Websites of Note 1: Nikkor Lens Evaluations


The Norwegian photographer Bjørn Rørslett has fascinating site devoted to his evaluation of a large number of Nikon lenses, both old and new. While the site obviously will appeal most strongly to those photographers who use Nikon cameras and lenses, Rørslett’s general point of view as a reviewer of lenses is refreshing and full of wisdom. For example, consider what he has to say about resolution tests involving MTF number crunching:

People have repeatedly asked me to provide an overview of these and other lenses to show their image-producing potential. True, a number of excellent resources for evaluating lenses are found on the Net. Many are based upon subjective evaluation of the items in question, but only a few sites can provide a truly encompassing overview based on a single person's experience. On the other hand, sites exist that overwhelm you with MTF plots purportedly providing indisputable facts. MTF methodology has a genuine scientific foundation and there is nothing "wrong" with MTF as such. I even understand the mathematical equations. However, such statistics basically are as helpful as knowing the mass of a lens — on its own, MFT testing cannot predict the pictorial outcome of any lens. Thus, MTF tests will not show all problems from field curvature, colour fringing, flare and ghosting, the variability in performance that arises from near or distant focus, the subjective 'feel' of the images and in particular the out-of-focus rendition (given the buzz word of 'bokeh'), the way a lens handles under actual use, and so on. MTF data can just indicate there is a problem with a lens, or that a particular lens might be an excellent piece of glass. All of this information can be obtained as easy (but likely not as fast) just by shooting pictures with the lens. Averaging MTF numbers to arrive at a single value in order to rank lens quality is simply impossible and largely a waste of time.

Rørslett also takes aim at another vastly over-rated shibboleth in photography—namely, internal focusing:
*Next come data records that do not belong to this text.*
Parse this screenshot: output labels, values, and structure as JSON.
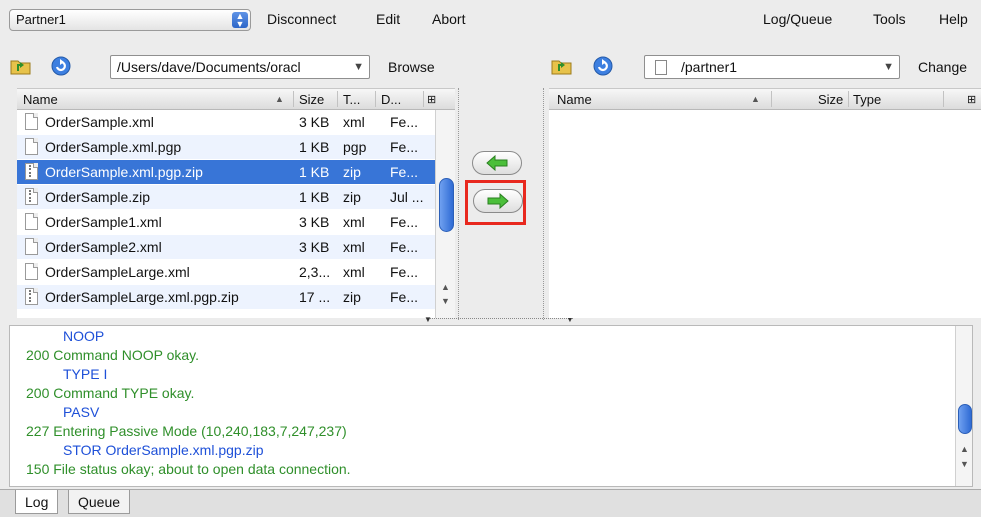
{
  "menubar": {
    "partner_value": "Partner1",
    "disconnect": "Disconnect",
    "edit": "Edit",
    "abort": "Abort",
    "log_queue": "Log/Queue",
    "tools": "Tools",
    "help": "Help"
  },
  "local": {
    "path": "/Users/dave/Documents/oracl",
    "browse": "Browse",
    "columns": [
      "Name",
      "Size",
      "T...",
      "D..."
    ],
    "files": [
      {
        "name": "OrderSample.xml",
        "size": "3 KB",
        "type": "xml",
        "date": "Fe..."
      },
      {
        "name": "OrderSample.xml.pgp",
        "size": "1 KB",
        "type": "pgp",
        "date": "Fe..."
      },
      {
        "name": "OrderSample.xml.pgp.zip",
        "size": "1 KB",
        "type": "zip",
        "date": "Fe..."
      },
      {
        "name": "OrderSample.zip",
        "size": "1 KB",
        "type": "zip",
        "date": "Jul ..."
      },
      {
        "name": "OrderSample1.xml",
        "size": "3 KB",
        "type": "xml",
        "date": "Fe..."
      },
      {
        "name": "OrderSample2.xml",
        "size": "3 KB",
        "type": "xml",
        "date": "Fe..."
      },
      {
        "name": "OrderSampleLarge.xml",
        "size": "2,3...",
        "type": "xml",
        "date": "Fe..."
      },
      {
        "name": "OrderSampleLarge.xml.pgp.zip",
        "size": "17 ...",
        "type": "zip",
        "date": "Fe..."
      }
    ],
    "selected_index": 2
  },
  "remote": {
    "path": "/partner1",
    "change": "Change",
    "columns": [
      "Name",
      "Size",
      "Type"
    ]
  },
  "log": {
    "lines": [
      {
        "kind": "cmd",
        "text": "NOOP"
      },
      {
        "kind": "resp",
        "text": "200 Command NOOP okay."
      },
      {
        "kind": "cmd",
        "text": "TYPE I"
      },
      {
        "kind": "resp",
        "text": "200 Command TYPE okay."
      },
      {
        "kind": "cmd",
        "text": "PASV"
      },
      {
        "kind": "resp",
        "text": "227 Entering Passive Mode (10,240,183,7,247,237)"
      },
      {
        "kind": "cmd",
        "text": "STOR OrderSample.xml.pgp.zip"
      },
      {
        "kind": "resp",
        "text": "150 File status okay; about to open data connection."
      }
    ]
  },
  "tabs": {
    "log": "Log",
    "queue": "Queue"
  },
  "colors": {
    "selection": "#3875d7",
    "command": "#1e50d8",
    "response": "#2f8f2a",
    "highlight": "#e8281e"
  }
}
I have come to the conclusion that many modern lenses, during their computer-optimised design stage, have had certain performance criteria maximised to the disadvantage of other parameters. The optimised parameters aren't necessarily optimal for a specific end user, however. For example, the clever trick of making lenses focus very close by shortening their actual focal length, a principle frequently applied to 'macro' lenses, will give a short working distance as an undesirable side-effect. When a lens changes its focal length, it becomes awkward to work from a fixed position, such as from a tripod. Sooner or later the tripod has to be moved because it becomes impossible to get sharp focus without changing image magnification and thereby altering the picture composition. This is the very reason I won't touch some recent 60-105 'macro' designs with a ten-foot pole...The internal focusing (IF) principle may unfortunately also introduce some colour fringing outside the plane of sharp detail. This can give rise to disturbing red, green, or purplish fringing of unsharp highlights. Lack of concurrent focus for the primary colours also leads to a certain fuzziness in the depth-of-field (DOF) zone. In the focused plane, colours may coincide more or less perfectly to diverge in front or back of that plane of maximum sharpness. Thus, many wide-angles will never attain anything like the theoretical DOF due to their residual colour aberration. Even very expensive lenses clearly exhibit such problems. I often find older lenses to behave much better in this respect - although their peak sharpness may be lower than the modern designs, they more than make up for this with improved rendition of the out-of-focus areas.

I suspect Rørslett is at least partially right about this. I have an internal focusing zoom lens which seems to feature less DOF, even when stopped down, than equivalent prime lenses. Other issues I have found with internal focusing lenses include poor edge to edge sharpness at longer distances and proneness to decentering issues.